### Exercise requirements
Each line of the records below that contains "size" needs to be copied.

### Records for the task
□ □ □

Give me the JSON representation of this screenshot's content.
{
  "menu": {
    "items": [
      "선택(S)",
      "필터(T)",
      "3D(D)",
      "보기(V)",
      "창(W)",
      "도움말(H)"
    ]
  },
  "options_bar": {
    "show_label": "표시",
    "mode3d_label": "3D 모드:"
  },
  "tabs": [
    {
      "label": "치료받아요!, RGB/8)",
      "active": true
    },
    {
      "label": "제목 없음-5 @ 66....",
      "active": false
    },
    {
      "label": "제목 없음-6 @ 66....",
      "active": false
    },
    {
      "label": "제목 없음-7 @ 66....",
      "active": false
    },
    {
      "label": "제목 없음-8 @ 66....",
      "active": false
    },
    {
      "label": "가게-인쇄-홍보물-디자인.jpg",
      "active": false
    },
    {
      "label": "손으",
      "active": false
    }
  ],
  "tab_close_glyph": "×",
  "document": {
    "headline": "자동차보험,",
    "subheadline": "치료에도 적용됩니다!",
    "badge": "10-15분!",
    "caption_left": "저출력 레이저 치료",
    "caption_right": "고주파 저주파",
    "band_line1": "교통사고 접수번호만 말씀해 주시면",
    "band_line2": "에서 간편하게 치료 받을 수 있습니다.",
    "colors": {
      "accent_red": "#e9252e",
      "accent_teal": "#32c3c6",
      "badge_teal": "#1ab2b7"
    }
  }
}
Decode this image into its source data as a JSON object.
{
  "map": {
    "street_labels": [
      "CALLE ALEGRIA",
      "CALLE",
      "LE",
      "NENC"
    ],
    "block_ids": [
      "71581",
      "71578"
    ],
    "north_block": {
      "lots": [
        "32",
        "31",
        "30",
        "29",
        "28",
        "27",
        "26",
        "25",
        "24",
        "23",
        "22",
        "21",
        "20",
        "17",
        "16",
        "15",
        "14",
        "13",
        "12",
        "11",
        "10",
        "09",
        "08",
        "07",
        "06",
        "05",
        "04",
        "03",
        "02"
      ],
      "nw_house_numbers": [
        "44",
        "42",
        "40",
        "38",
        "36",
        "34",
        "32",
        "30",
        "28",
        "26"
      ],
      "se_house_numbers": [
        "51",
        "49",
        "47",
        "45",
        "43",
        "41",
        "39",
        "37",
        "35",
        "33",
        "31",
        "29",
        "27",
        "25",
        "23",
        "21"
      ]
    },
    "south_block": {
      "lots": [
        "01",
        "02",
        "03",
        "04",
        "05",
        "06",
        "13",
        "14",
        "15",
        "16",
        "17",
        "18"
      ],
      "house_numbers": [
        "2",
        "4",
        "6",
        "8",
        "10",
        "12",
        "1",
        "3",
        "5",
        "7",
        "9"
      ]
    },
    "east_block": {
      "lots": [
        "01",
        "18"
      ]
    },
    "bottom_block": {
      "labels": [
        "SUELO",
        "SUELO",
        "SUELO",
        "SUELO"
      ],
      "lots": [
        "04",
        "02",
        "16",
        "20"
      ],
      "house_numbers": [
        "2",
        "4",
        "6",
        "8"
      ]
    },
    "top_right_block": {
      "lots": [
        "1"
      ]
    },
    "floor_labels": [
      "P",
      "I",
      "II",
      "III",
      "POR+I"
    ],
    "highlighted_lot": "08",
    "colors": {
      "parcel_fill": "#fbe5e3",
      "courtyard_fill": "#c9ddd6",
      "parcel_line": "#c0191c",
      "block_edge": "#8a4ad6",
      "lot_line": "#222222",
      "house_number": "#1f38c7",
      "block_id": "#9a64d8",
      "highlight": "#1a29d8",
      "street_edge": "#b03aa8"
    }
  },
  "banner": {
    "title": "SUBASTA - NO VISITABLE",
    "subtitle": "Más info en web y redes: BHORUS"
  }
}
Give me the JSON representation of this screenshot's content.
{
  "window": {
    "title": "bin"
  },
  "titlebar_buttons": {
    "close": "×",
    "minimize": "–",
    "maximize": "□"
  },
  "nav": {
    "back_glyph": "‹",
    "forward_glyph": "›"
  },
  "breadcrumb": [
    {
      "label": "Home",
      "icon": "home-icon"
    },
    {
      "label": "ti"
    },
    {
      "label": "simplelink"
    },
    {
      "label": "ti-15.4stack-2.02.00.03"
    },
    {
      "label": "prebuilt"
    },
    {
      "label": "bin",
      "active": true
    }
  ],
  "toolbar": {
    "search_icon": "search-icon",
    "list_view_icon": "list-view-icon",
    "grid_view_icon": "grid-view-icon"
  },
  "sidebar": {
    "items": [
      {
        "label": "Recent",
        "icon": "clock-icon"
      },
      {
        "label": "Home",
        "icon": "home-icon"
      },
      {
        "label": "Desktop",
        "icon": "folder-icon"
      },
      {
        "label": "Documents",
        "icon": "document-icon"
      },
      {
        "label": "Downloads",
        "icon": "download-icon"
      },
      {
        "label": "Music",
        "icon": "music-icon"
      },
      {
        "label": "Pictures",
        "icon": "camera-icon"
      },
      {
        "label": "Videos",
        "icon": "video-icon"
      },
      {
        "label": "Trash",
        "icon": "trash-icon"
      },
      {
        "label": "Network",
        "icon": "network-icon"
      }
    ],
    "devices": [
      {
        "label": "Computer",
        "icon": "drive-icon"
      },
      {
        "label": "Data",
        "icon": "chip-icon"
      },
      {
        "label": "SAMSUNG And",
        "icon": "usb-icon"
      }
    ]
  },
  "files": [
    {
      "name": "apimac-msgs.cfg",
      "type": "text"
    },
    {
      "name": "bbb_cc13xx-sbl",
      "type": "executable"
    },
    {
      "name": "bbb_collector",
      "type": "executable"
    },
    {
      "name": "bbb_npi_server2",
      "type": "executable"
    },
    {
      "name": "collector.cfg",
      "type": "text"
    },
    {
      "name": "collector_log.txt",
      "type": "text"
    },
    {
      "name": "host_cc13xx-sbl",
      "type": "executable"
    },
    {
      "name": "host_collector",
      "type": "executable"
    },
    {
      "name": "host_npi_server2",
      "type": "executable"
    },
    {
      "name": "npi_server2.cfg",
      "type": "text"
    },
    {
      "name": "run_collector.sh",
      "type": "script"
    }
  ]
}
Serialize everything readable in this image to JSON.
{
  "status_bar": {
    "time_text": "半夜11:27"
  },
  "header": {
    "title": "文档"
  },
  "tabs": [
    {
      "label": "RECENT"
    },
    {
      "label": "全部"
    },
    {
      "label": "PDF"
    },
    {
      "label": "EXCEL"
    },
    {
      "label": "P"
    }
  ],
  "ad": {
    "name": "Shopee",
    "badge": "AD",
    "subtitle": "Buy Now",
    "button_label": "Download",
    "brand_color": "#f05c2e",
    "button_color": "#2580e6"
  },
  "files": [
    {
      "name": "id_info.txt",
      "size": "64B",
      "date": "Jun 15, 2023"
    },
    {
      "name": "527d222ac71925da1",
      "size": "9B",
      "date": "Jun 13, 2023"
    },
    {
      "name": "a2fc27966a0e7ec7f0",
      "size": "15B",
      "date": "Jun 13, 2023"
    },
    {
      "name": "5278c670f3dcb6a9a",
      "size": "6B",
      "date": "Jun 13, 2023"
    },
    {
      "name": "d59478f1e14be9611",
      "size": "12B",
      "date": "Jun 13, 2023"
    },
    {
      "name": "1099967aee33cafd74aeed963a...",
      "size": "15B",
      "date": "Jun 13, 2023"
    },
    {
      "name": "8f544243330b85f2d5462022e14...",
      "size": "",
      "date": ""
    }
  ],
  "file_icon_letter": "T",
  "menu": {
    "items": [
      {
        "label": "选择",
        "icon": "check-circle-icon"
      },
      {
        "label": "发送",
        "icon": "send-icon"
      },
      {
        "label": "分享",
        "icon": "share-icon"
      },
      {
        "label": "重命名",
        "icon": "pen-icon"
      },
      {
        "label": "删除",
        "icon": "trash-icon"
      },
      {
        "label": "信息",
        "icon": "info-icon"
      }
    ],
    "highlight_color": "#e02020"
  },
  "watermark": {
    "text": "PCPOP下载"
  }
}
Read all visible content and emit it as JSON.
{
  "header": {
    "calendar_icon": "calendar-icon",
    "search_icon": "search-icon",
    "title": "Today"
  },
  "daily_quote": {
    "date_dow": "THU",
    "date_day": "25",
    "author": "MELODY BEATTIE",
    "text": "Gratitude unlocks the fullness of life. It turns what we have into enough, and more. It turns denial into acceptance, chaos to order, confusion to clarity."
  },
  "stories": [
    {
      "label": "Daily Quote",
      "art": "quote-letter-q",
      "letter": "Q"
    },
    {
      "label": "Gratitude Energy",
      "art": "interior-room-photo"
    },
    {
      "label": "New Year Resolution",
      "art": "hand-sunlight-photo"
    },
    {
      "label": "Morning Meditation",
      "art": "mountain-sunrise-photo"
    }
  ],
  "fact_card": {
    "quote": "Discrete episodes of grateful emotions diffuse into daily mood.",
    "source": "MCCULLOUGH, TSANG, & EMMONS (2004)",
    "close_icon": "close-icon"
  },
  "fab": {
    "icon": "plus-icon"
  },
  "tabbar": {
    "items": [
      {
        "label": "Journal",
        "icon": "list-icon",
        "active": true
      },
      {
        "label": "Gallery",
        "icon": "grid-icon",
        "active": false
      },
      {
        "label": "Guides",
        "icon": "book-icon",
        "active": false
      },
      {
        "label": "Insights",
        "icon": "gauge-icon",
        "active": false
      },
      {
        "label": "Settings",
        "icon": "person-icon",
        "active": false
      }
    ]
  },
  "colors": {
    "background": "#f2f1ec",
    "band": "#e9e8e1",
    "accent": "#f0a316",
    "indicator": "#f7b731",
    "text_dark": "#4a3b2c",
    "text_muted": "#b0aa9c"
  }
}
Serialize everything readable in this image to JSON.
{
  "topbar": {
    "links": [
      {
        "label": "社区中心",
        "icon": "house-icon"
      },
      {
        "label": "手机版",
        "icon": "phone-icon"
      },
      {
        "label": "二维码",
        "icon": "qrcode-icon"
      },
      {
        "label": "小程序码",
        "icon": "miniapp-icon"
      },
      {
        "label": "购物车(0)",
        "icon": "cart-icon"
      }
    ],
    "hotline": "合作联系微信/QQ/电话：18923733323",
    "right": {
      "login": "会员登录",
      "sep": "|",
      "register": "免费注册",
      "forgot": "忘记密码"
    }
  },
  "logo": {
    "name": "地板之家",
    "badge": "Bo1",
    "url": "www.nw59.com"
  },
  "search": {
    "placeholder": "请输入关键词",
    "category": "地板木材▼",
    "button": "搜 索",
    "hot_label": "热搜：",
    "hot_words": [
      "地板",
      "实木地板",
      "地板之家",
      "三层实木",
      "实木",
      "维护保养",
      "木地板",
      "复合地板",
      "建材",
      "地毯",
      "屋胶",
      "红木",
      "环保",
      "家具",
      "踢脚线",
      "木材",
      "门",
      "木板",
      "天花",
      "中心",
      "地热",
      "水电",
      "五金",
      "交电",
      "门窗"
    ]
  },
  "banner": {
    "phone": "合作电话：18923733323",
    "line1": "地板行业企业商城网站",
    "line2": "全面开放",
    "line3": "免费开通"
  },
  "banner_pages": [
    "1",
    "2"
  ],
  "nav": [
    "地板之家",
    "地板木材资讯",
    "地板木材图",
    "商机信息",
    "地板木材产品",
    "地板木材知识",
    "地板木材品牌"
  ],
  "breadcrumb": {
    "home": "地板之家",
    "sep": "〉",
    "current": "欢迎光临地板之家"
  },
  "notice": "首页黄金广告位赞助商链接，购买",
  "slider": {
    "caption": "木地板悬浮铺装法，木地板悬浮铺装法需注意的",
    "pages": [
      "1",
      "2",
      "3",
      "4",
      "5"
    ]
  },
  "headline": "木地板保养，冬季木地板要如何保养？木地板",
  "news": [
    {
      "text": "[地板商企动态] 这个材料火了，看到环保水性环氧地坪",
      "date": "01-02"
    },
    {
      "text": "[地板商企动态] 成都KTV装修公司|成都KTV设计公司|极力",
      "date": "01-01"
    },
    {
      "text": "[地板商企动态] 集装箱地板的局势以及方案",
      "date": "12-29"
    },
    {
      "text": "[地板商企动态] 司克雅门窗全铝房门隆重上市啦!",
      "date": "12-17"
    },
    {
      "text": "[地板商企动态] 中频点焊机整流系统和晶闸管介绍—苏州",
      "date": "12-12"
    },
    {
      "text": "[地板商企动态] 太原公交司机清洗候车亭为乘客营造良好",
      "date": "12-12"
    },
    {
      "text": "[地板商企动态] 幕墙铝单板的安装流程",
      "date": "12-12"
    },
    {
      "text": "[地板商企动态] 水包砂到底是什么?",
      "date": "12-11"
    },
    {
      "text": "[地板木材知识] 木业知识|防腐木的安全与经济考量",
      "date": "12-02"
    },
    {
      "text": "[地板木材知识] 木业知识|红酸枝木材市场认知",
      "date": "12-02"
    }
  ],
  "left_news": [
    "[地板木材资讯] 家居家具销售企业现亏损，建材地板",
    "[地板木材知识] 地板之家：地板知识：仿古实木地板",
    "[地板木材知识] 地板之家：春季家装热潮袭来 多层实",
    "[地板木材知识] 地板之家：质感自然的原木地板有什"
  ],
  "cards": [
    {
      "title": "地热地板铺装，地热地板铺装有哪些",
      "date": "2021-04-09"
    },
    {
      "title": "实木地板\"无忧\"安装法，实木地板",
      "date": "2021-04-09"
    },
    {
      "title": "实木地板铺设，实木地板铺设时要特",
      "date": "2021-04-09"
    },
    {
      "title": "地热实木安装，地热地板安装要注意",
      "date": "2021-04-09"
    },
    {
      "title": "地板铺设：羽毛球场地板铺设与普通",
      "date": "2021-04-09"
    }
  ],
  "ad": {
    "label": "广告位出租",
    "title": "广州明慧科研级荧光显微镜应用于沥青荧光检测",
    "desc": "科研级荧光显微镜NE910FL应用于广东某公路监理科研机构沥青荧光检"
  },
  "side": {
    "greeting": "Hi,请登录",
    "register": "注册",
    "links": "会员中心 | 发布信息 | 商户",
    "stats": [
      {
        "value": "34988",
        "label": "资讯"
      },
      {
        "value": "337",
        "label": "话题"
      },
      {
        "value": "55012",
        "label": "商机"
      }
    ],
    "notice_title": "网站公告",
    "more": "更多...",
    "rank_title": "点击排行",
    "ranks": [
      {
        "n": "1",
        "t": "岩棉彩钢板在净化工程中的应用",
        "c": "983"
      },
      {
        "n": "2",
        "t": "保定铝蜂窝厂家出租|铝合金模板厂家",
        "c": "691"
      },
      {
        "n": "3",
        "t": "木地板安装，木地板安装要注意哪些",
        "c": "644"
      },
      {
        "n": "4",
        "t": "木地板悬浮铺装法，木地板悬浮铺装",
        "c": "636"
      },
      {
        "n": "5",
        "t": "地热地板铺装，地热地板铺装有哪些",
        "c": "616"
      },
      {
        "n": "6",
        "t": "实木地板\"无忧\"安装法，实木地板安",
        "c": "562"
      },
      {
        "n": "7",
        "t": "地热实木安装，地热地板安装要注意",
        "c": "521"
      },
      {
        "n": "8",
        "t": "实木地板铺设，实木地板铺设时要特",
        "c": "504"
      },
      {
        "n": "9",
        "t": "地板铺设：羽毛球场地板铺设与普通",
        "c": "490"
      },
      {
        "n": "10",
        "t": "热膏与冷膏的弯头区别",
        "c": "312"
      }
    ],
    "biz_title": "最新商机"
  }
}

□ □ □

### Completed exercise
      "size": "64B",
      "size": "9B",
      "size": "15B",
      "size": "6B",
      "size": "12B",
      "size": "15B",
      "size": "",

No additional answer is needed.